The fires came at a very inopportune time for ranchers who are in their calving season, said Ted McCollum, Ph.D., AgriLife Extension livestock specialist. Not only will there be damage to the animals, but the dry soil profile doesn't promise any recovery of those rangelands anytime soon, unless significant rain falls.
"We probably had a lot of calves that were laying out susceptible to the fire, as fast as it was moving across there," McCollum said. "They had no place to go. Also there will be a lot of mothers with potentially scorched udders. The calves that survived won't be able to suckled the mothers who have sore udders."
Analyzing injuries to cattle following a wildfire is important to minimize losses, said Dr. Floron "Buddy" Faries, AgriLife Extension veterinarian in College Station.
"It might look like they've made it and there was no visible physical damage," Faries said. "However, it's important to have them looked at by a veterinarian as soon as possible because there could be secondary problems that lead to infections and further problems."
Health disorders, such as burned eyes, feet, udders, sheaths and testicles, as well as smoke inhalation with lung inflammation and edema, are the most common problems, he said.
"One of the problems we've run into in the past is with the feet," said Ron Gill, AgriLife Extension livestock specialist in College Station. "It may take 10 days to two weeks for the damage to start showing.

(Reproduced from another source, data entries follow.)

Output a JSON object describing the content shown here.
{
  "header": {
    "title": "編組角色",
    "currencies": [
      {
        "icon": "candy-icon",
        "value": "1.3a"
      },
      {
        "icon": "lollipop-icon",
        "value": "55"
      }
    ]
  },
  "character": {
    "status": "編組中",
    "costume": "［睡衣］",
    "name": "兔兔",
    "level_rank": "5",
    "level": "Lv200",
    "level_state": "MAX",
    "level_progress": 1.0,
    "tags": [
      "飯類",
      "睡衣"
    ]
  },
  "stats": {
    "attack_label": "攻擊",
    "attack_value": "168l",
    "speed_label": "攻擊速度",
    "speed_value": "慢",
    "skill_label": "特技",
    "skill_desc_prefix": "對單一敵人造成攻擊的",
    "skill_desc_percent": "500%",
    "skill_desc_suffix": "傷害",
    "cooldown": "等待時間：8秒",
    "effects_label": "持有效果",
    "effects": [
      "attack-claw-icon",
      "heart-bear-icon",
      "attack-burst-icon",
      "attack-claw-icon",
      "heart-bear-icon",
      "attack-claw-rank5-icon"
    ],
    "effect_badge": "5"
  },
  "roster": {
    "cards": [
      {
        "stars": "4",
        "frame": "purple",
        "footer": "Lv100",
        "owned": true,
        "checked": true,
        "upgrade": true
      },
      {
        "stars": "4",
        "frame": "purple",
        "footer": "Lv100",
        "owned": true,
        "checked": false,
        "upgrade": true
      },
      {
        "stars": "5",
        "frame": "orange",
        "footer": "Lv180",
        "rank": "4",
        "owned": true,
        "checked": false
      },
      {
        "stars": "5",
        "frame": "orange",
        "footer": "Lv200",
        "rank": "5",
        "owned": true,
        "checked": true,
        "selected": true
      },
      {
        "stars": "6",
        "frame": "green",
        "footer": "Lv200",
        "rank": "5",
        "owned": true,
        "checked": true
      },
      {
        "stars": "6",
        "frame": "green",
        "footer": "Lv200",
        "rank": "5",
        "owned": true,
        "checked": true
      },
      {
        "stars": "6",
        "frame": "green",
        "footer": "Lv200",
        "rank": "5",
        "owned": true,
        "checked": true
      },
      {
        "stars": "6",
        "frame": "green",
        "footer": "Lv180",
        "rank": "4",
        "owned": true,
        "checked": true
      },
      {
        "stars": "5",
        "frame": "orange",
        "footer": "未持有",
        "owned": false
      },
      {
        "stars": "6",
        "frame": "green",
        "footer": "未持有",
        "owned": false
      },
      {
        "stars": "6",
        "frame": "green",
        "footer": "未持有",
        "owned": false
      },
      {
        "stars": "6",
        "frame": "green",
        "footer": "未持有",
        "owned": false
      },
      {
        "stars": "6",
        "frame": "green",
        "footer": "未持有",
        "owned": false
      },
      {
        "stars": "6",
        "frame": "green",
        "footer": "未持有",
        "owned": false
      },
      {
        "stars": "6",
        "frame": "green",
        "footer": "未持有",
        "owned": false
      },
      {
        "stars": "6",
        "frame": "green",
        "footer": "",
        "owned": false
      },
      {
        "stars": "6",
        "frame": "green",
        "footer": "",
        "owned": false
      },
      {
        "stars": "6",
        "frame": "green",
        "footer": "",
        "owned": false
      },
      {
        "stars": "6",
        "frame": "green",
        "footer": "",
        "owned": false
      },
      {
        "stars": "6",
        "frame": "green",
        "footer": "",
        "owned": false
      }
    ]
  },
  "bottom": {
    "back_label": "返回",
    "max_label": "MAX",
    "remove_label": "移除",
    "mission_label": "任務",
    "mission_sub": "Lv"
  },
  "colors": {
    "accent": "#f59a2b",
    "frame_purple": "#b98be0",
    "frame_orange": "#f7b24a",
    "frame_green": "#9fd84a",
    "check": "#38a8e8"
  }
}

The cattle will start sloughing the hoof wall and become crippled."
AgriLife Extension and veterinarians are working on determining major symptoms to look for and what actions to take if lameness begins to appear, he said.
"To assure the welfare of the affected animals, veterinarians need to be consulted," Faries said. "If, in the event the animal is not going to be able to be treated, decisions concerning sending them to market need to be made immediately, before secondary complications develop."
Damage can also be done by livestock inhaling smoke, he said. Smoke can move for miles, and cattle that are not near the flames or heat could suffer some damage.
Contact with burning grass, weeds and brush causes immediate burns, with severity determined by the degree of heat.
However, inhalation of smoke causes immediate irritation to the lining of the respiratory system, including nasal passages, trachea and lungs, Faries said.
This can lead to inflammation, edema and emphysema, with the severity determined by the duration of inhaled smoke.
"The time it takes to cause damage might only have to be a few minutes with high quantities of smoke and may be hours in low quantities of smoke," he said.
In addition, the lining of the eyelids and eyeballs can be irritated and lead to secondary infections that can be fatal, Faries said.
Once the fire has passed, immediately consult a veterinarian for any animals with severe burns or direct smoke exposure. Other livestock should also be evaluated for possible health disorders and treatment or determining if the animal can be salvaged, or, for humane reasons, should be slaughtered or euthanized, he said.
The prognosis of mild cases may be good with treatment and will be cost-effective, Faries said.
Monitoring should continue for weeks after the event, he said. Secondary complications could be indicated by a cough or cloudy eyes in the animals.
"Before these secondary complications of infection occur, immediate slaughter for human consumption may be the most appropriate, humane procedure," Faries said. "Prior to slaughter, an antemortem inspection will be conducted by veterinary meat inspectors to determine safety and wholesomeness for human food."
For more information on care of animals and pastures after wildfires, AgriLife Extension has posted information on the Texas Extension Disaster Education Network or EDEN at http://texashelp.tamu.edu/004-natural/fires.php.